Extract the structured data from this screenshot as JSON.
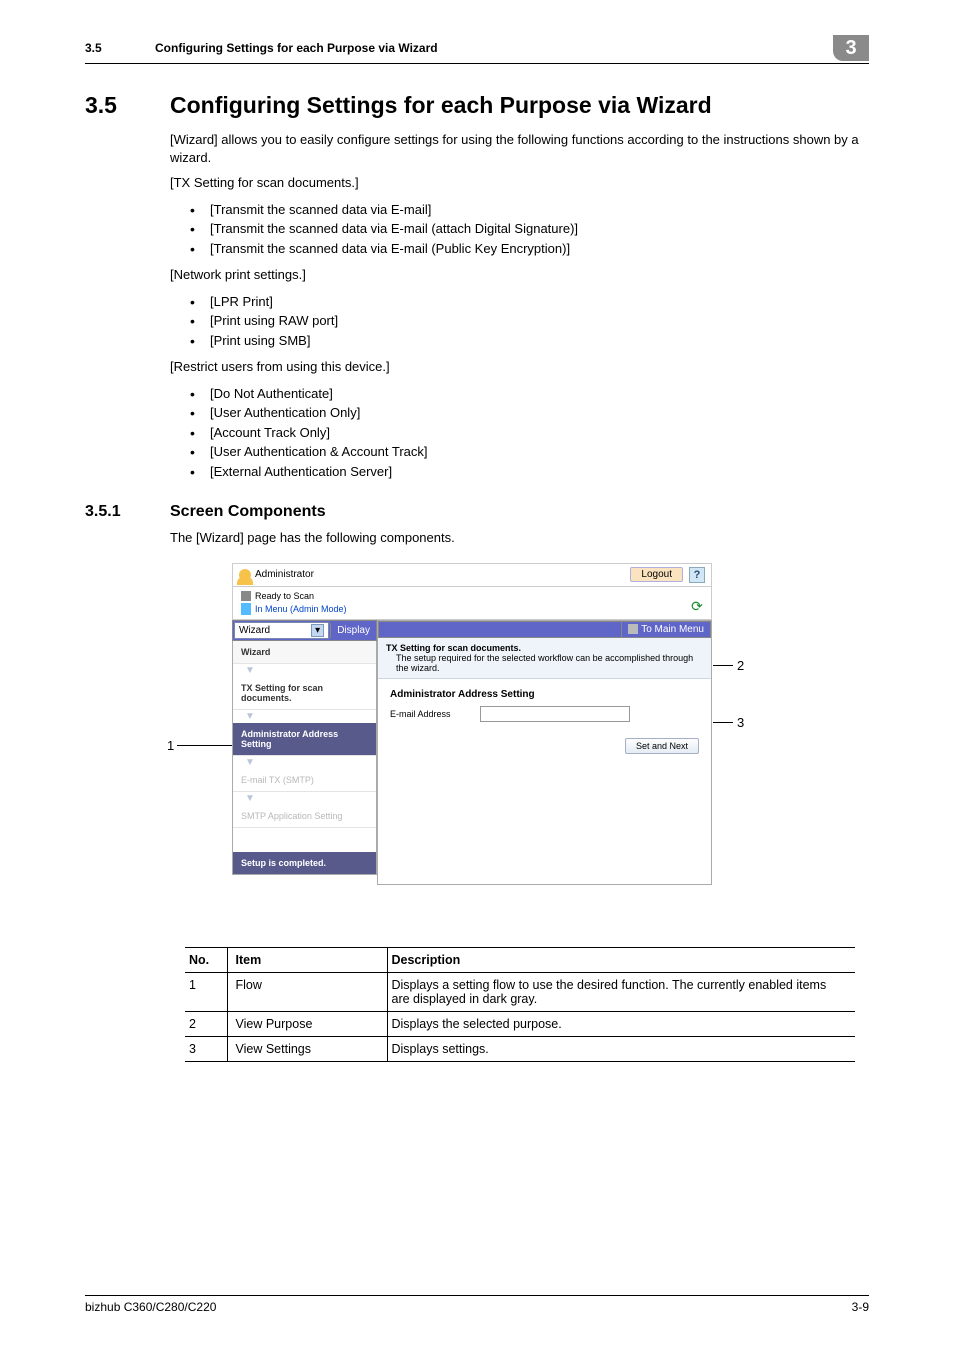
{
  "running_header": {
    "section_number": "3.5",
    "section_title": "Configuring Settings for each Purpose via Wizard",
    "chapter_number": "3"
  },
  "heading1": {
    "number": "3.5",
    "title": "Configuring Settings for each Purpose via Wizard"
  },
  "intro_para": "[Wizard] allows you to easily configure settings for using the following functions according to the instructions shown by a wizard.",
  "group1_label": "[TX Setting for scan documents.]",
  "group1_items": [
    "[Transmit the scanned data via E-mail]",
    "[Transmit the scanned data via E-mail (attach Digital Signature)]",
    "[Transmit the scanned data via E-mail (Public Key Encryption)]"
  ],
  "group2_label": "[Network print settings.]",
  "group2_items": [
    "[LPR Print]",
    "[Print using RAW port]",
    "[Print using SMB]"
  ],
  "group3_label": "[Restrict users from using this device.]",
  "group3_items": [
    "[Do Not Authenticate]",
    "[User Authentication Only]",
    "[Account Track Only]",
    "[User Authentication & Account Track]",
    "[External Authentication Server]"
  ],
  "heading2": {
    "number": "3.5.1",
    "title": "Screen Components"
  },
  "heading2_para": "The [Wizard] page has the following components.",
  "callouts": {
    "c1": "1",
    "c2": "2",
    "c3": "3"
  },
  "wizard_shot": {
    "admin_label": "Administrator",
    "logout": "Logout",
    "help": "?",
    "ready": "Ready to Scan",
    "menu_mode": "In Menu (Admin Mode)",
    "wizard_select": "Wizard",
    "select_caret": "▾",
    "display_btn": "Display",
    "tomain_btn": "To Main Menu",
    "tomain_icon": "▣",
    "flow": {
      "header": "Wizard",
      "step1": "TX Setting for scan documents.",
      "step2": "Administrator Address Setting",
      "step3": "E-mail TX (SMTP)",
      "step4": "SMTP Application Setting",
      "done": "Setup is completed."
    },
    "arrow": "▼",
    "refresh": "⟳",
    "banner_title": "TX Setting for scan documents.",
    "banner_sub": "The setup required for the selected workflow can be accomplished through the wizard.",
    "group_title": "Administrator Address Setting",
    "field_label": "E-mail Address",
    "field_value": "",
    "set_next": "Set and Next"
  },
  "table": {
    "headers": {
      "no": "No.",
      "item": "Item",
      "desc": "Description"
    },
    "rows": [
      {
        "no": "1",
        "item": "Flow",
        "desc": "Displays a setting flow to use the desired function. The currently enabled items are displayed in dark gray."
      },
      {
        "no": "2",
        "item": "View Purpose",
        "desc": "Displays the selected purpose."
      },
      {
        "no": "3",
        "item": "View Settings",
        "desc": "Displays settings."
      }
    ]
  },
  "footer": {
    "product": "bizhub C360/C280/C220",
    "page": "3-9"
  }
}
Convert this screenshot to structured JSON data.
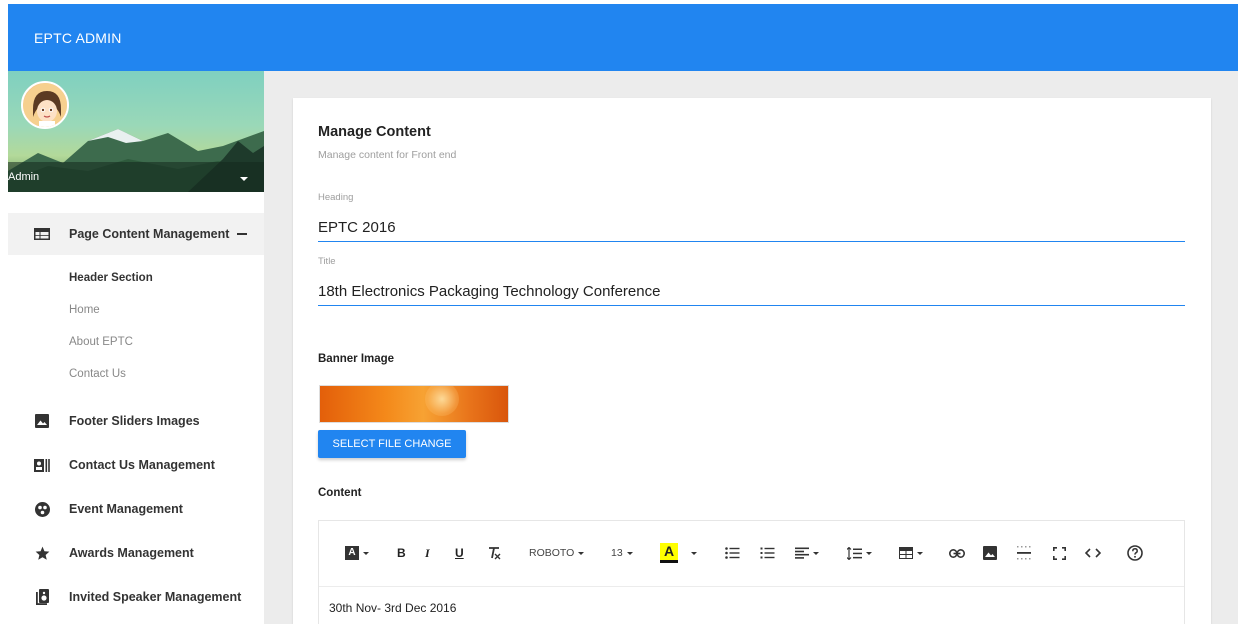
{
  "app": {
    "title": "EPTC ADMIN"
  },
  "profile": {
    "name": "Admin"
  },
  "sidebar": {
    "items": [
      {
        "label": "Page Content Management",
        "icon": "table-icon",
        "expanded": true
      },
      {
        "label": "Footer Sliders Images",
        "icon": "image-icon"
      },
      {
        "label": "Contact Us Management",
        "icon": "contact-card-icon"
      },
      {
        "label": "Event Management",
        "icon": "globe-icon"
      },
      {
        "label": "Awards Management",
        "icon": "star-icon"
      },
      {
        "label": "Invited Speaker Management",
        "icon": "speaker-icon"
      }
    ],
    "subitems": [
      "Header Section",
      "Home",
      "About EPTC",
      "Contact Us"
    ]
  },
  "page": {
    "title": "Manage Content",
    "subtitle": "Manage content for Front end",
    "heading_label": "Heading",
    "heading_value": "EPTC 2016",
    "title_label": "Title",
    "title_value": "18th Electronics Packaging Technology Conference",
    "banner_label": "Banner Image",
    "file_button": "SELECT FILE CHANGE",
    "content_label": "Content"
  },
  "editor": {
    "font_name": "ROBOTO",
    "font_size": "13",
    "content_text": "30th Nov- 3rd Dec 2016"
  },
  "colors": {
    "primary": "#2185f0",
    "highlight": "#ffff00"
  }
}
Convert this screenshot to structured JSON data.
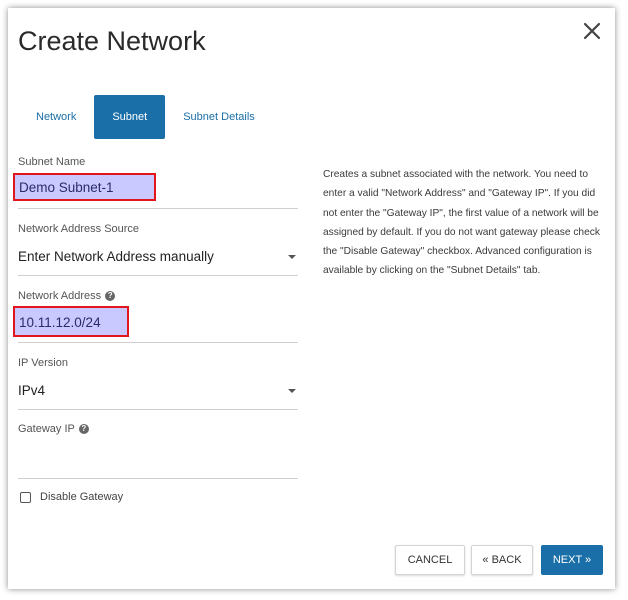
{
  "dialog": {
    "title": "Create Network"
  },
  "tabs": [
    {
      "label": "Network",
      "active": false
    },
    {
      "label": "Subnet",
      "active": true
    },
    {
      "label": "Subnet Details",
      "active": false
    }
  ],
  "form": {
    "subnet_name": {
      "label": "Subnet Name",
      "value": "Demo Subnet-1"
    },
    "network_address_source": {
      "label": "Network Address Source",
      "value": "Enter Network Address manually"
    },
    "network_address": {
      "label": "Network Address",
      "value": "10.11.12.0/24"
    },
    "ip_version": {
      "label": "IP Version",
      "value": "IPv4"
    },
    "gateway_ip": {
      "label": "Gateway IP",
      "value": ""
    },
    "disable_gateway": {
      "label": "Disable Gateway",
      "checked": false
    }
  },
  "help_text": "Creates a subnet associated with the network. You need to enter a valid \"Network Address\" and \"Gateway IP\". If you did not enter the \"Gateway IP\", the first value of a network will be assigned by default. If you do not want gateway please check the \"Disable Gateway\" checkbox. Advanced configuration is available by clicking on the \"Subnet Details\" tab.",
  "buttons": {
    "cancel": "CANCEL",
    "back": "« BACK",
    "next": "NEXT »"
  },
  "icons": {
    "close": "close-icon",
    "help": "question-circle-icon",
    "dropdown": "caret-down-icon"
  },
  "colors": {
    "accent": "#1a6fa8",
    "highlight_fill": "#c9c8ff",
    "highlight_border": "#e0161c"
  }
}
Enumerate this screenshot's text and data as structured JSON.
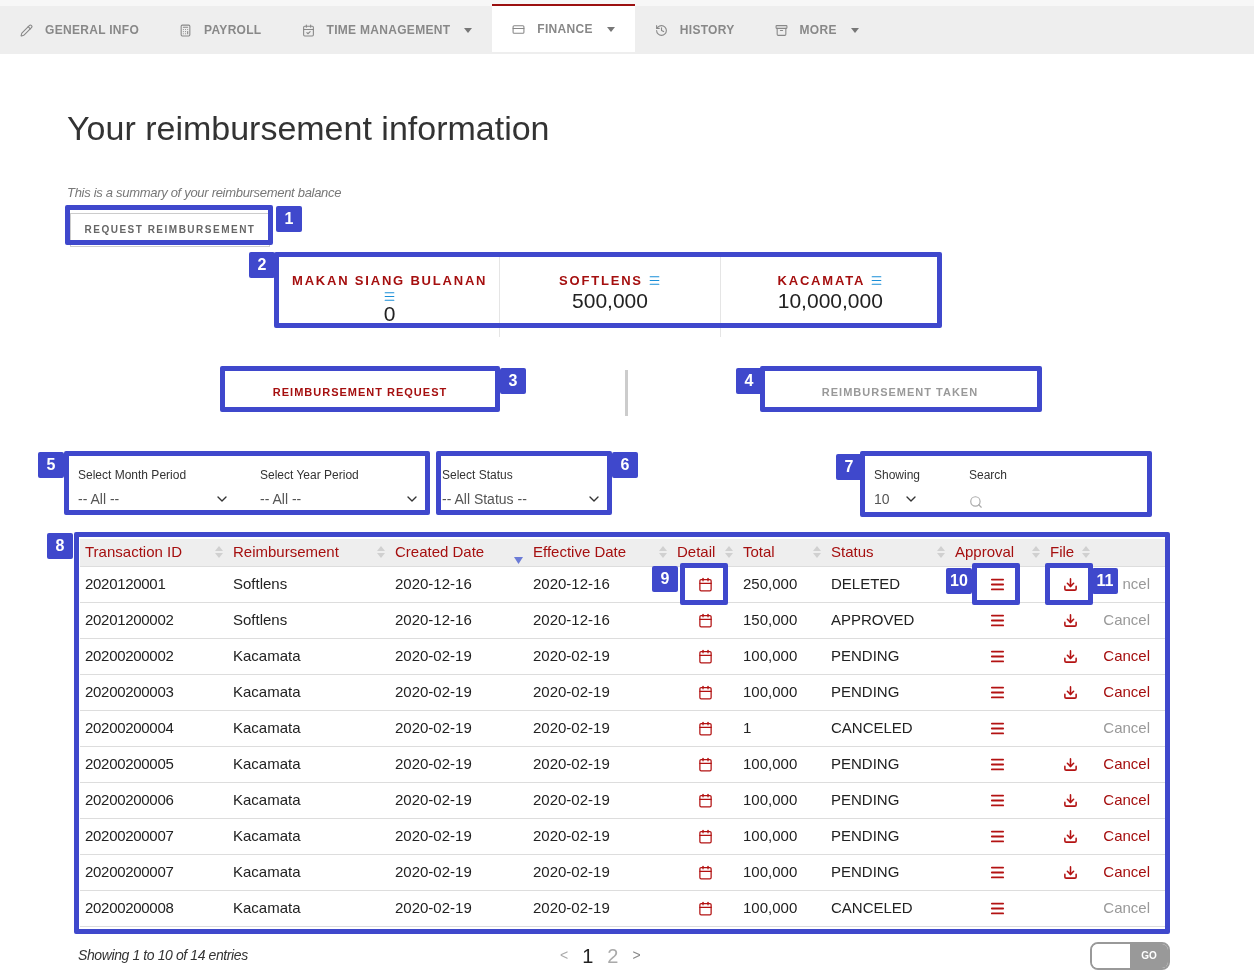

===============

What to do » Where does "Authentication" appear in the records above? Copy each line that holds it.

Exercise result »
    "[User Authentication Only]",
    "[User Authentication & Account Track]",
    "[External Authentication Server]"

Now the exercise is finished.